The trend, they say, is on fire in NYC and California, and top chefs are even taking part, most recently at a gourmet street food challenge fundraiser in New York. “On the menu: funnel cake with orange blossom honey, Nova Scotia lobster rolls, and grilled lamb with black cardamom dressing in homemade pita.”

You know a trend is white hot when it makes it to Charleston as fast as it has. In just the past few weeks, local street food options have moved beyond boiled peanuts and taco stands to include Tokyo Crepes at Folly and now the Street Foods cart, a roving seasonal, gourmet venture run by Culinary Institute of Aemrica grad Adam Howard that set up at the Custom House during Piccolo Spoleto and sold “neo-Japanese street foods” like soba noodle with shrimp and mango, and braised pork belly steamed buns. At the Hampton Park Piccolo finale, they featured an Oaxacan menu fresh mahi tacos, braised pork in mole roja, and fried churros. And they’ll be in the Navy Yard at North Chuck for their regular lunch station beginning June 15, from 10 a.m.-2:30 p.m. In the evenings, they’ll rove from place to place. For more information about the seasonal, farm-to-table food cart, check out their Facebook group.

Charleston Roadside Food, another Facebook group of street-food followers, is attempting to map and chart the various roadside joints, breaking them down into three categories: boiled peanut stands, taco trucks, and crepe stands.

They also link to an infrequently updated blog, charting musician and taco lover Bill Carson’s adventures with the Lowcountry’s various Mexican food stands.
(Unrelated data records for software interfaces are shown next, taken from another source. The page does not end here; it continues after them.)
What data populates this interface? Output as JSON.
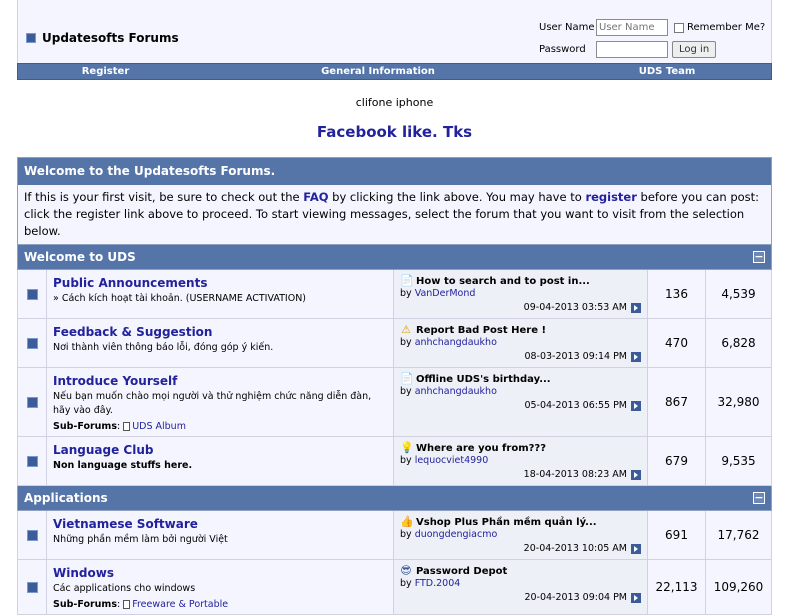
{
  "header": {
    "title": "Updatesofts Forums",
    "login": {
      "user_label": "User Name",
      "user_placeholder": "User Name",
      "remember_label": "Remember Me?",
      "password_label": "Password",
      "login_button": "Log in"
    }
  },
  "navbar": [
    "Register",
    "General Information",
    "UDS Team"
  ],
  "subheading1": "clifone iphone",
  "subheading2": "Facebook like. Tks",
  "welcome": {
    "title": "Welcome to the Updatesofts Forums.",
    "text_1": "If this is your first visit, be sure to check out the ",
    "faq": "FAQ",
    "text_2": " by clicking the link above. You may have to ",
    "register": "register",
    "text_3": " before you can post: click the register link above to proceed. To start viewing messages, select the forum that you want to visit from the selection below."
  },
  "categories": [
    {
      "title": "Welcome to UDS",
      "collapse": "−",
      "forums": [
        {
          "name": "Public Announcements",
          "desc": "» Cách kích hoạt tài khoản. (USERNAME ACTIVATION)",
          "desc_bold": false,
          "subforum_label": "",
          "subforum": "",
          "last_icon": "doc",
          "last_title": "How to search and to post in...",
          "by": "by",
          "last_user": "VanDerMond",
          "last_date": "09-04-2013 03:53 AM",
          "threads": "136",
          "posts": "4,539"
        },
        {
          "name": "Feedback & Suggestion",
          "desc": "Nơi thành viên thông báo lỗi, đóng góp ý kiến.",
          "desc_bold": false,
          "subforum_label": "",
          "subforum": "",
          "last_icon": "warn",
          "last_title": "Report Bad Post Here !",
          "by": "by",
          "last_user": "anhchangdaukho",
          "last_date": "08-03-2013 09:14 PM",
          "threads": "470",
          "posts": "6,828"
        },
        {
          "name": "Introduce Yourself",
          "desc": "Nếu bạn muốn chào mọi người và thử nghiệm chức năng diễn đàn, hãy vào đây.",
          "desc_bold": false,
          "subforum_label": "Sub-Forums",
          "subforum": "UDS Album",
          "last_icon": "doc",
          "last_title": "Offline UDS's birthday...",
          "by": "by",
          "last_user": "anhchangdaukho",
          "last_date": "05-04-2013 06:55 PM",
          "threads": "867",
          "posts": "32,980"
        },
        {
          "name": "Language Club",
          "desc": "Non language stuffs here.",
          "desc_bold": true,
          "subforum_label": "",
          "subforum": "",
          "last_icon": "bulb",
          "last_title": "Where are you from???",
          "by": "by",
          "last_user": "lequocviet4990",
          "last_date": "18-04-2013 08:23 AM",
          "threads": "679",
          "posts": "9,535"
        }
      ]
    },
    {
      "title": "Applications",
      "collapse": "−",
      "forums": [
        {
          "name": "Vietnamese Software",
          "desc": "Những phần mềm làm bởi người Việt",
          "desc_bold": false,
          "subforum_label": "",
          "subforum": "",
          "last_icon": "thumb",
          "last_title": "Vshop Plus Phần mềm quản lý...",
          "by": "by",
          "last_user": "duongdengiacmo",
          "last_date": "20-04-2013 10:05 AM",
          "threads": "691",
          "posts": "17,762"
        },
        {
          "name": "Windows",
          "desc": "Các applications cho windows",
          "desc_bold": false,
          "subforum_label": "Sub-Forums",
          "subforum": "Freeware & Portable",
          "last_icon": "cool",
          "last_title": "Password Depot",
          "by": "by",
          "last_user": "FTD.2004",
          "last_date": "20-04-2013 09:04 PM",
          "threads": "22,113",
          "posts": "109,260"
        }
      ]
    }
  ]
}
No local food stands seem to be using Twitter yet, but Adam at Street Foods tells us he will be soon. The technology will allow them to tweet locations to their followers. Cali’s most famous Korean taco truck — Kogi BBQ — has been known to attract hundreds of hungry late-night foodsters to its various locations, helping establish street food as the hottest trend this side of bacon.